equally importantly, how does a “sympathetic and imaginative dialogue in which each contestant tries to learn from the rest” favor the conditions necessary for an objective/reality-oriented standard of critique to be applied, by which we can determine a theory’s truthfulness or falsification? if we recognize a perspective or application of theory as wrong, why would we need to try and “learn” from it? what would this gain us, but ambiguity, uncertainty and increasing error?

We live in two very different worlds; a world of technical and technological order and clarity, and a world of personal and social disorder and confusion. We are increasingly able to solve problems in one domain and increasingly endangered by our inability to solve problems in the other.

Normal science, as defined by Thomas Kuhn in The Structure of Scientific Revolutions, is successful primarily because it is a domain of knowledge controlled by paradigms. The paradigm defines the standards, principles and methods of the discipline. It is not apparent to the laity but science moves forward in small incremental steps. Science seldom seeks and almost never produces major novelties.

Science solves puzzles. The logic of the paradigm insulates the professional group from problems that are unsolvable by that paradigm. One reason that science progresses so rapidly and with such assurance is because the logic of that paradigm allows the practitioners to work on problems that only their lack of ingenuity will keep them from solving.

Science uses instrumental rationality to solve puzzles. Instrumental rationality is a systematic process for reflecting upon the best action to take to reach an established end. The obvious question becomes ‘what mode of rationality is available for determining ends?’ Instrumental rationality appears to be of little use in determining such matters as “good” and “right”.

There is a striking difference between the logic of technical problems and that of dialectical problems. The principles, methods and standards for dealing with technical problems and problems of “real life” are as different as night and day. Real life problems cannot be solved only using deductive and inductive reasoning.

Dialectical reasoning methods require the ability to slip quickly between contradictory lines of reasoning. One needs skill to develop a synthesis of one point of view with another. Where technical matters are generally confined to only one well understood frame of reference real life problems become multi-dimensional totalities.

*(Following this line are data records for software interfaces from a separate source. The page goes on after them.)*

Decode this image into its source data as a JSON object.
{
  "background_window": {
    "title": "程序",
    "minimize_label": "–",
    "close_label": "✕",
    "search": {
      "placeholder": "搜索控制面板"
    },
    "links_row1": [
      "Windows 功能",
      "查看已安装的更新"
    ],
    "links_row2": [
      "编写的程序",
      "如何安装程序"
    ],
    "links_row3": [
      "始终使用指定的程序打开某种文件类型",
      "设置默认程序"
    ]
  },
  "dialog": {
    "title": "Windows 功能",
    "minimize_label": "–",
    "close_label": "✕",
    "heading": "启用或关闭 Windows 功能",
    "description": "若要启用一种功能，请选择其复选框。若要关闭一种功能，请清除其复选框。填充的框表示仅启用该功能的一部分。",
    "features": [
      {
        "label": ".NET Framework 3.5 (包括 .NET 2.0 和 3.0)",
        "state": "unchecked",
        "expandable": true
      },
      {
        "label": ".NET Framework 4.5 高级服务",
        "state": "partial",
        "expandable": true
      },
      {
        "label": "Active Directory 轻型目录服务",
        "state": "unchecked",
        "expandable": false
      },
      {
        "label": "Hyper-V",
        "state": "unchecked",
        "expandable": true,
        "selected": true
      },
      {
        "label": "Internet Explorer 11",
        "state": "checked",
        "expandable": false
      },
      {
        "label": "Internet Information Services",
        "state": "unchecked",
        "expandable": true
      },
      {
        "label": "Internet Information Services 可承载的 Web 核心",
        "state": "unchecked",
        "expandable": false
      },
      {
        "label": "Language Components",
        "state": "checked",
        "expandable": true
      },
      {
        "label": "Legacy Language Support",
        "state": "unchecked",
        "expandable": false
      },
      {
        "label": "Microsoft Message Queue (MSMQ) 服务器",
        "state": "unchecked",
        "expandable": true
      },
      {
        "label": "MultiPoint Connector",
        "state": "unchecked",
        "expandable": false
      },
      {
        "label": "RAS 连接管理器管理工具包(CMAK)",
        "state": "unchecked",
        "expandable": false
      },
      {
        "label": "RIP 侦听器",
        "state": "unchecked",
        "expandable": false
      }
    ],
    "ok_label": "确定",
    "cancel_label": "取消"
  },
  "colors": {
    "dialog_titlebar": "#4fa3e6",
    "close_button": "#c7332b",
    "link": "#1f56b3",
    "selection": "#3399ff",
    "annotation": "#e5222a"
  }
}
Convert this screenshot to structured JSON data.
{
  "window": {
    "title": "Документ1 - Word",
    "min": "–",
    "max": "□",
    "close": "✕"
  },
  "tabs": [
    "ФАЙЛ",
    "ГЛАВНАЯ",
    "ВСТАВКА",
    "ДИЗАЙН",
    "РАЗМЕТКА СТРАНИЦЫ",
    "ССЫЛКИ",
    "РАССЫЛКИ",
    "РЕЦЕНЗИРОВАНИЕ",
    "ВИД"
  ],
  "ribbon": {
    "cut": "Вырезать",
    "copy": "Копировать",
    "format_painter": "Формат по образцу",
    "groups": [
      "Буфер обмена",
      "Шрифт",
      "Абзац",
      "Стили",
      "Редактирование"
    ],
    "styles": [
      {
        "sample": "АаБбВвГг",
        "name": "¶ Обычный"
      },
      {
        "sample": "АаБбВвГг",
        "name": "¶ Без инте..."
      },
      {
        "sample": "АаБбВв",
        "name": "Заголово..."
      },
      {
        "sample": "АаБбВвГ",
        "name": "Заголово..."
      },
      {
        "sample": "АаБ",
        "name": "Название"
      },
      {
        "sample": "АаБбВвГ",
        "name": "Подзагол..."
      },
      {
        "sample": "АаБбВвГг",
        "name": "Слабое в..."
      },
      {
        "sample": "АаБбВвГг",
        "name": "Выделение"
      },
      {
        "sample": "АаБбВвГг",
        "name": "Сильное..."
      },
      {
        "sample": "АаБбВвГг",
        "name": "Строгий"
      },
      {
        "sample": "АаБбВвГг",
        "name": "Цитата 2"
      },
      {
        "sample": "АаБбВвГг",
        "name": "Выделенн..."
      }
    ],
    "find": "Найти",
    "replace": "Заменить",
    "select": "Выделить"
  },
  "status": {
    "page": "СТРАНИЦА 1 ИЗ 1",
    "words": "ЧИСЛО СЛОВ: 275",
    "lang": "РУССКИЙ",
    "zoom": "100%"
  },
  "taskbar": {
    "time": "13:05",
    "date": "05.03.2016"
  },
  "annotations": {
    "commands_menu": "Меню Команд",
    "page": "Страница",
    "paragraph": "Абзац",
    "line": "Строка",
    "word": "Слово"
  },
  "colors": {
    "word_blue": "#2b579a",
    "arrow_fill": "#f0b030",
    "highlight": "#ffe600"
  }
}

When we think dialectically we are guided by principles not by procedures. Real life problems span multiple categories and academic disciplines. We need point-counter-point argumentation; we need emancipatory reasoning to resolve dialectical problems. We need Critical Thinking skills and attitudes to resolve real life problems.